✕ CLOSE Online Special City News Entrepreneurship Environment Factcheck Everything Woman Home Front Islamic Forum Life Xtra Property Travel & Leisure Viewpoint Vox Pop Women In Business Art and Ideas Bookshelf Labour Law Letters
Click Here To Listen To Trust Radio Live
SPONSOR AD

Ogun reads riot act to militants, poachers occupying reserves

Ogun State Government, on Wednesday, vowed to flush out militants and poachers occupying forest reserves in the state. The government had in December last year…

Ogun State Government, on Wednesday, vowed to flush out militants and poachers occupying forest reserves in the state.

The government had in December last year ordered 17 illegal communities in the Omo Forest Reserve, in Ijebu-East/North LGA of the state, to vacate the region on or before January 15, 2024.

The communities are Eseke, Tamitami, Bridge, Korede, Fatai, Sojukorodo, Etemi-Gerald, Onigburugburu, Erifun, Aba Alhaja, Erimogan, Ologunna, Ori Apata, Imaba, Apora, Fatai 2 and Yomi Iga.

Speaking with newsmen on Wednesday in Abeokuta, Commissioner for Forestry, Engr Taiwo Oludotun, disclosed that officials of the ministry recently stormed some of the illegal communities and farm settlements and carried out demolition.

He said some of the occupants have turned themselves into militant groups thereby hindering the officials from performing their duties.

The commissioner said some of the illegal occupants poach into the elephants’ habitat, destroying biodiversity and ecological health of the forest.

Oludotun was reacting to a report of the alleged attacks on farmers at Etemi Gerald, one of the communities earlier issued vacation notice by the government.

According to him, one of the illegal occupants, Akinlolu Kehinde, had branded government officials who carried out the demolition at Etemi Gerald as hoodlums, saying no blackmail would stop the government from flushing illegal occupants out of the forest.

“Unfortunately, the inhabitants of Etemi Gerald entered into the natural heritage (in Omo Forest Reserve) and illegally built houses, cultivated several hectares of cocoa farms after brazenly destroying economic and conserved tree species preserved for research purposes.

“It is a known fact that farming and erection of permanent structures within the forest reserves without the consent of the state government is illegal,” the commissioner said.

Oludotun, however, said the government remains undeterred by the antics of mischief makers, saying “we will continue to bring up and pursue policies that engender the protection of our forest resources for the coming generation.”

Join Daily Trust WhatsApp Community For Quick Access To News and Happenings Around You.

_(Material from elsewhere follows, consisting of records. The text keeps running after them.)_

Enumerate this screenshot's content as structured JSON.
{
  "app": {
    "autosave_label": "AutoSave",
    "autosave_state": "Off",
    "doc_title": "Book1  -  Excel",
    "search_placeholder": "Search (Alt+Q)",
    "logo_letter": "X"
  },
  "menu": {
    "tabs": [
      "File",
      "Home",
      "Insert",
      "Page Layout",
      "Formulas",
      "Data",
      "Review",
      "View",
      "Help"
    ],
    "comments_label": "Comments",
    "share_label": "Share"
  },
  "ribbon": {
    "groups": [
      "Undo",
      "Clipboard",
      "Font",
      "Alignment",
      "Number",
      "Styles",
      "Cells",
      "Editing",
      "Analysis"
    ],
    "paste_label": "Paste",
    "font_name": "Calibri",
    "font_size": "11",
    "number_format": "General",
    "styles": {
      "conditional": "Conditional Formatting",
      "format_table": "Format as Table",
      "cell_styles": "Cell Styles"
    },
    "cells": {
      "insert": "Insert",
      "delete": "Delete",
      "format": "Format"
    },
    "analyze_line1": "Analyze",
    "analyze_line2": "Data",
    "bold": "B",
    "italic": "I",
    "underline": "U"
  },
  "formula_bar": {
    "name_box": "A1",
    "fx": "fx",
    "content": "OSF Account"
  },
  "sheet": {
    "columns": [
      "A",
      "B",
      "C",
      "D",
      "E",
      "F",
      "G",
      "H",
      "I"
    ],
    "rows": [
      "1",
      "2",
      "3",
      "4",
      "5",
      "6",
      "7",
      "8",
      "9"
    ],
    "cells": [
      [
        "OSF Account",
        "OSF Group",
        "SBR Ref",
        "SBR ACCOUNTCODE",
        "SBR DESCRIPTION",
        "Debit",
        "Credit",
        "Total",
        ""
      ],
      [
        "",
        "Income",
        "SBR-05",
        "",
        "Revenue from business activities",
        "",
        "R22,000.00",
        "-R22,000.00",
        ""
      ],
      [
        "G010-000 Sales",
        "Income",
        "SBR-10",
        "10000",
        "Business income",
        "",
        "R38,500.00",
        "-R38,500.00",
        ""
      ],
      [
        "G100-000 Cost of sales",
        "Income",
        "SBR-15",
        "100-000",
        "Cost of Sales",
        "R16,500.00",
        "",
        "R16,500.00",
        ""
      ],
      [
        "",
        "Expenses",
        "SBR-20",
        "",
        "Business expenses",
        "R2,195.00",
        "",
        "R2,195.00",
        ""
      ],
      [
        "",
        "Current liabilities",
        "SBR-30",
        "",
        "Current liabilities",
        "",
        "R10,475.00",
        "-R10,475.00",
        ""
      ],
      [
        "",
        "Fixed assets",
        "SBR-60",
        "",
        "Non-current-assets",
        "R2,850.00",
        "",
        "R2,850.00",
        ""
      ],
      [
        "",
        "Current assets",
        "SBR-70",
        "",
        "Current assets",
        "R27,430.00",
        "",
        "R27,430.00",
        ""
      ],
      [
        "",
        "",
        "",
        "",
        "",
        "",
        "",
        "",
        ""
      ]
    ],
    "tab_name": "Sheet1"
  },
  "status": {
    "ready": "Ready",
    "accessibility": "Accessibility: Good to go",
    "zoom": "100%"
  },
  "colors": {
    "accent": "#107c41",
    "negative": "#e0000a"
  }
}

Do you need your monthly pay in US Dollars? Acquire premium domains for as low as $1500 and have it resold for as much as $17,000 (₦27 million).


Click here to see how Nigerians are making it.